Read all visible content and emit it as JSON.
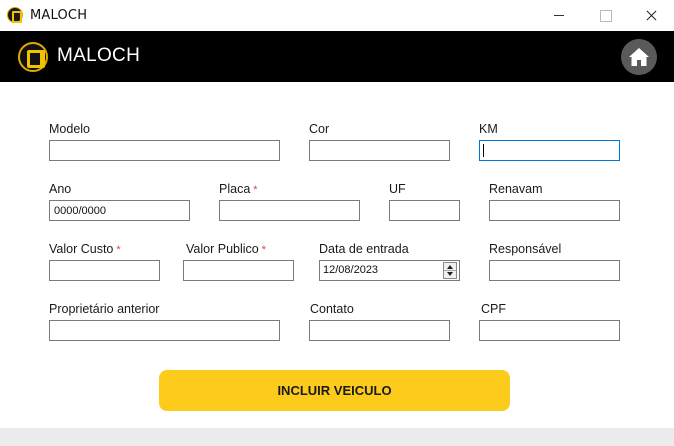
{
  "window": {
    "title": "MALOCH",
    "controls": [
      "minimize",
      "maximize",
      "close"
    ]
  },
  "header": {
    "brand": "MALOCH",
    "home_icon": "home-icon"
  },
  "form": {
    "modelo": {
      "label": "Modelo",
      "value": ""
    },
    "cor": {
      "label": "Cor",
      "value": ""
    },
    "km": {
      "label": "KM",
      "value": ""
    },
    "ano": {
      "label": "Ano",
      "value": "0000/0000"
    },
    "placa": {
      "label": "Placa",
      "required_mark": "*",
      "value": ""
    },
    "uf": {
      "label": "UF",
      "value": ""
    },
    "renavam": {
      "label": "Renavam",
      "value": ""
    },
    "valor_custo": {
      "label": "Valor Custo",
      "required_mark": "*",
      "value": ""
    },
    "valor_publico": {
      "label": "Valor Publico",
      "required_mark": "*",
      "value": ""
    },
    "data_entrada": {
      "label": "Data de entrada",
      "value": "12/08/2023"
    },
    "responsavel": {
      "label": "Responsável",
      "value": ""
    },
    "proprietario_anterior": {
      "label": "Proprietário anterior",
      "value": ""
    },
    "contato": {
      "label": "Contato",
      "value": ""
    },
    "cpf": {
      "label": "CPF",
      "value": ""
    },
    "submit_label": "INCLUIR VEICULO"
  },
  "colors": {
    "header_bg": "#000000",
    "accent": "#fccb1b",
    "required": "#e0443c",
    "focus_border": "#0078d7"
  }
}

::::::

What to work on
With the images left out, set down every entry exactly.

Output of the task
Read all visible content and emit it as JSON.
{
  "window": {
    "title": "MALOCH",
    "controls": [
      "minimize",
      "maximize",
      "close"
    ]
  },
  "header": {
    "brand": "MALOCH",
    "home_icon": "home-icon"
  },
  "form": {
    "modelo": {
      "label": "Modelo",
      "value": ""
    },
    "cor": {
      "label": "Cor",
      "value": ""
    },
    "km": {
      "label": "KM",
      "value": ""
    },
    "ano": {
      "label": "Ano",
      "value": "0000/0000"
    },
    "placa": {
      "label": "Placa",
      "required_mark": "*",
      "value": ""
    },
    "uf": {
      "label": "UF",
      "value": ""
    },
    "renavam": {
      "label": "Renavam",
      "value": ""
    },
    "valor_custo": {
      "label": "Valor Custo",
      "required_mark": "*",
      "value": ""
    },
    "valor_publico": {
      "label": "Valor Publico",
      "required_mark": "*",
      "value": ""
    },
    "data_entrada": {
      "label": "Data de entrada",
      "value": "12/08/2023"
    },
    "responsavel": {
      "label": "Responsável",
      "value": ""
    },
    "proprietario_anterior": {
      "label": "Proprietário anterior",
      "value": ""
    },
    "contato": {
      "label": "Contato",
      "value": ""
    },
    "cpf": {
      "label": "CPF",
      "value": ""
    },
    "submit_label": "INCLUIR VEICULO"
  },
  "colors": {
    "header_bg": "#000000",
    "accent": "#fccb1b",
    "required": "#e0443c",
    "focus_border": "#0078d7"
  }
}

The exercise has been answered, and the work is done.